* _Material for the task_:
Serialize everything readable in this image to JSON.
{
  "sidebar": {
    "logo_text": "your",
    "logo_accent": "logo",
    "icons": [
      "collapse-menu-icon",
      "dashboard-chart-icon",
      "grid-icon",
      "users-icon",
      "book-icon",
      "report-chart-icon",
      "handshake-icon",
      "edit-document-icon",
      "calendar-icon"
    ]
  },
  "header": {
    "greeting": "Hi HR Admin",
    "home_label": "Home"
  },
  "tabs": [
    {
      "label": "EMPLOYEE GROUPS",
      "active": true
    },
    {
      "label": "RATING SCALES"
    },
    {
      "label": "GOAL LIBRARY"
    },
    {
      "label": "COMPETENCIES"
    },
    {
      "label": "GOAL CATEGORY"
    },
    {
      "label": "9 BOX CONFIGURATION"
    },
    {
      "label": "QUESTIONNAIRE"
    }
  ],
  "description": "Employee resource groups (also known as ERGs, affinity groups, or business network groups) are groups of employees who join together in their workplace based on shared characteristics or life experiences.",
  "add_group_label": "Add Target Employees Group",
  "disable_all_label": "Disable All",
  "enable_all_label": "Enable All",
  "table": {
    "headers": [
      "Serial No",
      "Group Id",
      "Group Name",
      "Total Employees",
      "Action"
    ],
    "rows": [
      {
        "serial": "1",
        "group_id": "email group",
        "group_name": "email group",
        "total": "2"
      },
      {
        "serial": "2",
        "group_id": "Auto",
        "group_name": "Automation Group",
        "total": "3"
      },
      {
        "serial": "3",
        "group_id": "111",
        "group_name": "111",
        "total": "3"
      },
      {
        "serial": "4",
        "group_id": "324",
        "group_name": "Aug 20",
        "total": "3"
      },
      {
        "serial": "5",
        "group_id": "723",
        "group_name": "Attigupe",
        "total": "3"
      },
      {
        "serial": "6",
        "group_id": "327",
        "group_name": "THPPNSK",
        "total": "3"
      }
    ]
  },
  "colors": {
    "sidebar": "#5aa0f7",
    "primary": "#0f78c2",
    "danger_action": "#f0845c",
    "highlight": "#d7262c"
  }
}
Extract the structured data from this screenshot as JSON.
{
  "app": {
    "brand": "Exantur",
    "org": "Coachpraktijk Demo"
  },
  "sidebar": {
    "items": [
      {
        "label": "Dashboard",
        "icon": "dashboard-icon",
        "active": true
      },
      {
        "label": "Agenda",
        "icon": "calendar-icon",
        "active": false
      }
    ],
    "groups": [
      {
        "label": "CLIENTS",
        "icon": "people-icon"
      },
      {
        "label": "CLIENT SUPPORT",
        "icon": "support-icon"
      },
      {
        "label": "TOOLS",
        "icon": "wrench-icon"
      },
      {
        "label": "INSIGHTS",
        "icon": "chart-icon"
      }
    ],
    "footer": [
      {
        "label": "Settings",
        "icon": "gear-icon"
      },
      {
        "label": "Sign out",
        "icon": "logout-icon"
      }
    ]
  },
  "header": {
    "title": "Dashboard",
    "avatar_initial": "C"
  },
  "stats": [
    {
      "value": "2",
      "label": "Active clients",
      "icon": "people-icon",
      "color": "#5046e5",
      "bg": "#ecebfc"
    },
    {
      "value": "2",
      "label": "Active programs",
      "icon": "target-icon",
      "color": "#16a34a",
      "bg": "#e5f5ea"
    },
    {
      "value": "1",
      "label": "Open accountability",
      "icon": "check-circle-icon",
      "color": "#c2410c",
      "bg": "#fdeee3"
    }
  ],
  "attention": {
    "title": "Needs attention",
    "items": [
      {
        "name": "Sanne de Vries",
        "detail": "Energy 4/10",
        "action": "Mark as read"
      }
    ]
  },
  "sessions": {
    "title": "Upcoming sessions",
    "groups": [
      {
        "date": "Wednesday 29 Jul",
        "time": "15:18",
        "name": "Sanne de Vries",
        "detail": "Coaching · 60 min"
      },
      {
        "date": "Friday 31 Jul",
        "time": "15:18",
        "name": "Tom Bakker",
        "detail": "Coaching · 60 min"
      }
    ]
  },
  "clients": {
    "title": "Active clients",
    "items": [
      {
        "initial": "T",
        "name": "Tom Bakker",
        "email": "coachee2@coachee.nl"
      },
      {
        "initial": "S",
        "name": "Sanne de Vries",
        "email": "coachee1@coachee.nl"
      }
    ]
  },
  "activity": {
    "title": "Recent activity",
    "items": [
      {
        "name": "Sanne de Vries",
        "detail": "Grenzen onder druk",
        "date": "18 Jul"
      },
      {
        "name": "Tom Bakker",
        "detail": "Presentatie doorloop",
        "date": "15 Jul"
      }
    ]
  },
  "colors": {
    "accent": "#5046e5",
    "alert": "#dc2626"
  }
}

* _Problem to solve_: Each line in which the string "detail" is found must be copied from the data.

* _Result_:
        "detail": "Energy 4/10",
        "detail": "Coaching · 60 min"
        "detail": "Coaching · 60 min"
        "detail": "Grenzen onder druk",
        "detail": "Presentatie doorloop",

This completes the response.